An excerpt –
When I rounded the corner of the kitchen, I saw him. Pete. Standing there at the door, looking well dressed, like a little kid whose mother had spiffed him up for the first day of school, his hair neatly trimmed and brushed back, his face scrubbed, so sexy I wanted to take a bite out of him. I stopped short, brushed the sweaty hair away from my eyes, looked down at the faded pink tracksuit with a hole in the knee. I wasn’t wearing a bra, and my legs needed shaving.
“Shit! Pete, what the hell are you doing here?” I still hadn’t opened the door, and I saw he was shuffling back and forth from leg to leg. Even I had to admit I sounded pretty shrill.
“Are you going to open the door, or do I have to wait here all day and freeze my ass off?”
I opened the door, and he walked right in, Charlie jumping all over him and squealing. “You have a key. Why did you stand out there shivering?”
“I’m trying to be on best behavior here.”
I must have rolled my eyes.
“Aren’t you going to say anything?”
“I’m too stunned to say anything,” I said, regaining my composure a little.
“Not glad to see me?” He pushed Charlie away gently and tried to grab me with his free arm, but
I twisted away.
“I dressed up just for you. Those are the color you love, right?” He thrust a bouquet of yellow roses at me, and I took the bouquet and dropped it on the counter. “Don’t you want to put them in water?”
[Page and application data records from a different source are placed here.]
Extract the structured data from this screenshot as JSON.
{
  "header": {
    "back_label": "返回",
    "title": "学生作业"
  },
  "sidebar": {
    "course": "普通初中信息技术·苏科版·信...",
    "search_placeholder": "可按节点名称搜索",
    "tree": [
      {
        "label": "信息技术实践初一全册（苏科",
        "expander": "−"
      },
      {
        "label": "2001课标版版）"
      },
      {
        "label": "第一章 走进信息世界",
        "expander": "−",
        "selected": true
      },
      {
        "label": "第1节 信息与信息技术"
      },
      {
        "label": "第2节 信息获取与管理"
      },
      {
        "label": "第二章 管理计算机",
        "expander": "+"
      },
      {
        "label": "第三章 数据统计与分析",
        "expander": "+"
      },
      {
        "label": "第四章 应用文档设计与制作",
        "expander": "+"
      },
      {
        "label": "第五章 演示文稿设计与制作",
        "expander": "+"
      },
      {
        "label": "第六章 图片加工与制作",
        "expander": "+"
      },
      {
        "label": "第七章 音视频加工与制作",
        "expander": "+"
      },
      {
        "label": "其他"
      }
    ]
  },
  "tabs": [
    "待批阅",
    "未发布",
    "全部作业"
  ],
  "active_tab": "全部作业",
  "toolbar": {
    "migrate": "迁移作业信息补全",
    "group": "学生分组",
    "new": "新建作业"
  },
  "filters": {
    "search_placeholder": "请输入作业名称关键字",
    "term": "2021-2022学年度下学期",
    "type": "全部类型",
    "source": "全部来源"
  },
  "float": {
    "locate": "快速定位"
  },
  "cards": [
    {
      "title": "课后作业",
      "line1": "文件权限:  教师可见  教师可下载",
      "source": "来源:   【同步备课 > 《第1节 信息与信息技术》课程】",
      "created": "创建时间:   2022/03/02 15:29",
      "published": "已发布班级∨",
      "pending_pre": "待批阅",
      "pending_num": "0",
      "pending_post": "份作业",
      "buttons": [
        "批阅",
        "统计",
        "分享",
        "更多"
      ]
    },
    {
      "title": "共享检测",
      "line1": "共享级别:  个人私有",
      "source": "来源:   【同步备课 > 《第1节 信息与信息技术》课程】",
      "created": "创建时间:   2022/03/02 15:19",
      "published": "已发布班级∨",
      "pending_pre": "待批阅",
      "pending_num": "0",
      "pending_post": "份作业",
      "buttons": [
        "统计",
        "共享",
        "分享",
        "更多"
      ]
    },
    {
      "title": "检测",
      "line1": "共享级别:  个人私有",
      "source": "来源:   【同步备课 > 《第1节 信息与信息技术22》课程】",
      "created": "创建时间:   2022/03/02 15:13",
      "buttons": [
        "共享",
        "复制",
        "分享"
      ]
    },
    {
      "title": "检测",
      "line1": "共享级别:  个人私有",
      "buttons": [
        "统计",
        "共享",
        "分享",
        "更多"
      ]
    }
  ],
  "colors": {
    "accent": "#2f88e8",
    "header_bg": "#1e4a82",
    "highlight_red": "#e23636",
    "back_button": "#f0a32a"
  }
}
“I thought we agreed not to see each other for a while. After the…last time.”
“I missed you so much, Dana. And I missed this place.”
I had to look twice to make sure, but there was no question he was pouting, his bottom lip thrust outward the slightest bit. “Pete, did something happen? You always miss me when some woman dumps you and you’re not getting any.”
“You always say things that hurt me, Danny. I missed you. I love you. That never changes.”
“I look like hell. Probably smell like hell too. I hired a cleaning lady, but she’s better at tolerating the dog than getting the place clean, and besides, I have no idea what happened to her. She stopped coming.”
Pete is the only one who calls me Danny, and I hate to admit it’s endearing, as much as I want to be offended. That’s part of the problem with Pete. He does something obnoxious that makes me want to hate him forever, and then he calls me Danny and I melt.